Alvin Lee, lead guitarist and vocalist for the 1960s group Ten Years After, died this morning of complications from routine surgery, according to his website. He was 68.
Lee’s blues-rock group Ten Years After already was big in England before rocketing to international fame with its wild show at Woodstock in 1969. The band’s 10-minute rendition of Lee’s “I’m Going Home” became a cornerstone of Michael Wadleigh’s film about the festival and its soundtrack album, which would spend four weeks at No. 1 in the U.S. in 1970.
Having grown up on his family’s jazz and blues records but inspired by ’50s rock ’n’ roll, Lee, born Dec. 19, 1944, formed the Jaybirds in his midteens in his hometown of Nottingham, England. The group had some success after following The Beatles to Hamburg, Germany, but took hold after changing its name and relocating to London.
The newly christened Ten Years After played a residency at Marquee Club, where The Rolling Stones had debuted a half-decade earlier. A gig at the 1967 Windsor Jazz & Blues Festival led to a record deal with Denam. The band’s 1967 self-titled debut album — an innovative mix of rock, blues and swing jazz that featured “I’m Going Home” — failed to chart but received some airplay in San Francisco’s burgeoning FM radio scene.
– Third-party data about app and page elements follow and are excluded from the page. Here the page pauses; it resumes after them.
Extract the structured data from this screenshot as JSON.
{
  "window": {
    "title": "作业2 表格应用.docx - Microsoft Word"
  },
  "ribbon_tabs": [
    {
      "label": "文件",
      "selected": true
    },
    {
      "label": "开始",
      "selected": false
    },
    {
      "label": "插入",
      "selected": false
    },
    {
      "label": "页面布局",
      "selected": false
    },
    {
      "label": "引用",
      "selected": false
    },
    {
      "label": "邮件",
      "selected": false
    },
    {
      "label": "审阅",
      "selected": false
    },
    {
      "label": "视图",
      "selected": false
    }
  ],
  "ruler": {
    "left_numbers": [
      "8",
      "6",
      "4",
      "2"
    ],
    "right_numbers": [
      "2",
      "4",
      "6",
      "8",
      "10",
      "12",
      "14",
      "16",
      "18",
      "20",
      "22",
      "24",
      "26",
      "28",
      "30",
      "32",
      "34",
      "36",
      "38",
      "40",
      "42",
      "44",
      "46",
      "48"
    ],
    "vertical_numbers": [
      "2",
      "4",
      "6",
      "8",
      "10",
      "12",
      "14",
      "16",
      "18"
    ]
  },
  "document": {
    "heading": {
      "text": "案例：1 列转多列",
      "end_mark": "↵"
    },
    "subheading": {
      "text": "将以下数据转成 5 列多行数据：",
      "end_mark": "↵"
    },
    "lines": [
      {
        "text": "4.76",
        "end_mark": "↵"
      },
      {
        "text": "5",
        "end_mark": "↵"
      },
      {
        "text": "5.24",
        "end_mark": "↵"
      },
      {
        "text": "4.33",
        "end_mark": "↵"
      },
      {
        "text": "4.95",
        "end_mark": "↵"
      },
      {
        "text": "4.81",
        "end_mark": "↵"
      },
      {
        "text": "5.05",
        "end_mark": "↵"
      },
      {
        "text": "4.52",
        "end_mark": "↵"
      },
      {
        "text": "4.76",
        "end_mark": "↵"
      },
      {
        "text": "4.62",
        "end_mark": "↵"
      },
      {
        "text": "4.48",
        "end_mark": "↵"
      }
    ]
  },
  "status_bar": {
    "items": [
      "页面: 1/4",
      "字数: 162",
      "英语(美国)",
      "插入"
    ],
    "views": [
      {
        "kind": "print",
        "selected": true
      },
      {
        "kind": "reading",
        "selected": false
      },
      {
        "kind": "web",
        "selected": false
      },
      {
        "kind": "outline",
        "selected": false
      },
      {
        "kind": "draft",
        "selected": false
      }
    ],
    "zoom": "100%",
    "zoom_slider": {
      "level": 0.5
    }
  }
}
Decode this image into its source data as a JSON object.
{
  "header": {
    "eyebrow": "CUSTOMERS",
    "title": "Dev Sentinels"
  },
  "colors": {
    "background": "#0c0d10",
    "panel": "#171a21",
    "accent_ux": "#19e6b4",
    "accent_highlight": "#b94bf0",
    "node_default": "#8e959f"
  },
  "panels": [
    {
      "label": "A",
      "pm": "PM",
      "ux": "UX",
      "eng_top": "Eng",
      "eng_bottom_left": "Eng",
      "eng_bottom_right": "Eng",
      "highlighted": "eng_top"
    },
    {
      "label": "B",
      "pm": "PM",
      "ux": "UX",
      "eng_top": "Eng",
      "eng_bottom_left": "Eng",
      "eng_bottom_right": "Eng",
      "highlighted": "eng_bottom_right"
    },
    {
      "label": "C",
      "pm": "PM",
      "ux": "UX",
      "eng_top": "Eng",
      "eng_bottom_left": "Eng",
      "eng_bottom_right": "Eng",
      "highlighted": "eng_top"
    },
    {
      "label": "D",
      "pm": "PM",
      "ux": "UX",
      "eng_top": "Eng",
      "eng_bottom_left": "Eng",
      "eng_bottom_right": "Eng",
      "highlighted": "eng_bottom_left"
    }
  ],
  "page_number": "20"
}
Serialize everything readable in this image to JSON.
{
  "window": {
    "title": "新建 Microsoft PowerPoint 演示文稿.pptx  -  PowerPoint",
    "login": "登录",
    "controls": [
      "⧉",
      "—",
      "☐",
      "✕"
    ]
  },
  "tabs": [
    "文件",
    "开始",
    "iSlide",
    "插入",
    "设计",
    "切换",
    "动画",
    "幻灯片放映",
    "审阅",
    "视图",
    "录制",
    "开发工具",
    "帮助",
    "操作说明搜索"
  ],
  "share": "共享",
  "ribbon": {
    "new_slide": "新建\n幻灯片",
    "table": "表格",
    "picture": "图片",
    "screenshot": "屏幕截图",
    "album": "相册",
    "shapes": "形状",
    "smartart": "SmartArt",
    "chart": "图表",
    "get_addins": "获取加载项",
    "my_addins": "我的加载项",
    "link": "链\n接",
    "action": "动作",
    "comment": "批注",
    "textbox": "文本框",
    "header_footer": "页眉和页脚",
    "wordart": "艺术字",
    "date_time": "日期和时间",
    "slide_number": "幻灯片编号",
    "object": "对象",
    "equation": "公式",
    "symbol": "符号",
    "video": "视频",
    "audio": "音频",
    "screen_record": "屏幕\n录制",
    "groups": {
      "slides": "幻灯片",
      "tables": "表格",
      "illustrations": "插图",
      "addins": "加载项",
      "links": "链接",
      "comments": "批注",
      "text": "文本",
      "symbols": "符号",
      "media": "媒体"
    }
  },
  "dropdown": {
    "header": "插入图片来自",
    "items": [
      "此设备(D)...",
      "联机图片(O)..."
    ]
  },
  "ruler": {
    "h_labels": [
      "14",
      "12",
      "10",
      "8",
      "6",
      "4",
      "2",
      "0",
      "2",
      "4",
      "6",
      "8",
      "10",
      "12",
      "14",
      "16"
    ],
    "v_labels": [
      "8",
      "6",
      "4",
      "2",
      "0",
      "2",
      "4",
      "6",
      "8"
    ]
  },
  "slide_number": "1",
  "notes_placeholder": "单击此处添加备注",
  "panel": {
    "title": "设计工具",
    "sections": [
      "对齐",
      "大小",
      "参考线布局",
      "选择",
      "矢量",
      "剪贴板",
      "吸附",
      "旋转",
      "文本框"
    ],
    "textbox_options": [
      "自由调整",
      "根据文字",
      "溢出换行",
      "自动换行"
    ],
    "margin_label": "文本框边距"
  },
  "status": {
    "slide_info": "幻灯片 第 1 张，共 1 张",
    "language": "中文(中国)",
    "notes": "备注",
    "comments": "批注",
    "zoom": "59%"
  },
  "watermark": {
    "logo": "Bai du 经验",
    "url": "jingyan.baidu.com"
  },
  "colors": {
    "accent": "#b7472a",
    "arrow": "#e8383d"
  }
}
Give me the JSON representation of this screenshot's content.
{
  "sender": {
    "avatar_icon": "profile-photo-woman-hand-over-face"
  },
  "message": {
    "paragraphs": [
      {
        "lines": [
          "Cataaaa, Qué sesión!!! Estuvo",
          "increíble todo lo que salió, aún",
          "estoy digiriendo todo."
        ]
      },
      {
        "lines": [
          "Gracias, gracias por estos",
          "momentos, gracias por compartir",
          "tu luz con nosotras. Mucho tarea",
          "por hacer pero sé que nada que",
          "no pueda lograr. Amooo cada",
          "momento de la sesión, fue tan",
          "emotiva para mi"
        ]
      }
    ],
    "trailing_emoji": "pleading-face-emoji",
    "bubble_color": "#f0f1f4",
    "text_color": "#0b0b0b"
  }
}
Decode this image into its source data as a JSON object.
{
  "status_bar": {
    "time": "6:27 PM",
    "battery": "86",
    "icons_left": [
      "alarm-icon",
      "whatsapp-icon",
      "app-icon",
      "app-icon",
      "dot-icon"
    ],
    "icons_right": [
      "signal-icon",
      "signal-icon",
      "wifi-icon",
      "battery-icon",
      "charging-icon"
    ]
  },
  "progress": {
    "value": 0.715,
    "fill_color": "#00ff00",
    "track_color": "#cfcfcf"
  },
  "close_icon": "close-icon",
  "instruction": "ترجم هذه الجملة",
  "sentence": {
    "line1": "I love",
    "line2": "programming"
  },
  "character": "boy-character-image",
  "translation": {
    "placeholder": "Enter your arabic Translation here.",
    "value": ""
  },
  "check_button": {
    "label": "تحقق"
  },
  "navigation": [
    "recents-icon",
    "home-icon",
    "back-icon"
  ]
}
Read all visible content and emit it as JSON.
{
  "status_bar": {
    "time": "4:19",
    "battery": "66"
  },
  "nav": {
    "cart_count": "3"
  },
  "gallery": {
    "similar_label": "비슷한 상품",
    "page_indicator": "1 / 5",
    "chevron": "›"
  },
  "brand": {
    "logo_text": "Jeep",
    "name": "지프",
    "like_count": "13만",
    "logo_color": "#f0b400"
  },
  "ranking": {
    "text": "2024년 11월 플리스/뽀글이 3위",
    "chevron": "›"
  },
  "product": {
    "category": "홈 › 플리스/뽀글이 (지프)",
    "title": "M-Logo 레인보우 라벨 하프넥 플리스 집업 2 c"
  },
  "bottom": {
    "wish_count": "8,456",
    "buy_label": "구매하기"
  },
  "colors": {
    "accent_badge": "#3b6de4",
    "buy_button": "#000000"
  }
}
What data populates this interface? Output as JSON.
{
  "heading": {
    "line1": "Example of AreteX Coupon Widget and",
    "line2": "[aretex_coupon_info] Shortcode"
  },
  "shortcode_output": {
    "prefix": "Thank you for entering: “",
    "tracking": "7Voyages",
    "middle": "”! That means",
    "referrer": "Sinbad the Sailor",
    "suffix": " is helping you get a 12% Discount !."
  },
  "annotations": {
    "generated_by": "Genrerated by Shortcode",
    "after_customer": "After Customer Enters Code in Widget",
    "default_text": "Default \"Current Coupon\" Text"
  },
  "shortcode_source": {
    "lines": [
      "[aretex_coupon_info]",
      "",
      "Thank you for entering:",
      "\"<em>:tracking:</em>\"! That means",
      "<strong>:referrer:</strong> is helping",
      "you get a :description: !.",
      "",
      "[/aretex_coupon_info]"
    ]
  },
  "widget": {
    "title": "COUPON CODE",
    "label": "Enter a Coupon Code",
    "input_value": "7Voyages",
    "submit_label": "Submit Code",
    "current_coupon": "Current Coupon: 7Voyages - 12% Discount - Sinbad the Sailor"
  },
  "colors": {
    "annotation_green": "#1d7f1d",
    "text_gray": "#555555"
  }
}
That led legendary promoter Bill Graham to bring the band across the pond for a U.S. tour — the first of more than two dozen American jaunts during the next seven years.
Woodstock propelled Ten Years After into the forefront of the second-wave British Invasion, whose emphasis often was on flashy guitar playing with extensive solos.
Lee told the BBC in 2012 that he still had the 335 he played at Woodstock, but that he didn’t use it much any more, “because it’s too valuable.”
Lee also later said he was ambivalent about the band becoming headlining stars, saying it took away some of the intimacy he enjoyed playing for smaller audiences in closer quarters….Lee, like his friend John Mayall, always said he wanted to stay true to the blues, country, jazz and rock roots he heard in his youth, and he spent much of his musical time going back there.
Back to The Hollywood Reporter:
Ten Years After ultimately released 10 albums before splitting in 1973. Lee soon teamed with American gospel singer Mylon LeFevre for a country rock album, On the Road to Freedom, which featured such guests as George Harrison, Steve Winwood, Jim Capaldi, Mick Fleetwood and Ron Wood. Lee would spend the rest of the ’70s touring and making solo records. During the decade’s waning years, he formed Ten Years Later, which released a pair of albums, and he continued to play gigs in the U.S. and Europe.
During the ’80s, he teamed with Rare Bird vocalist Steve Gould and toured with ex-Stone Mick Taylor in his band, and his ”90s albums include Zoom and 1994 (I Hear You Rocking).
In 2004, he released the rootsy Alvin Lee in Tennessee, teaming with Scotty Moore and D.J. Fontana from Elvis Presley’s band. His most recent record, 2007’s Saguitar, flowed from hard rock to slow blues to a take on rap. His 14th solo album, Still on the Road to Freedom, was released in August. A new compilation album, Best of Alvin Lee, was issued in May.
Rest In Peace, Alvin. You’ve left us too soon.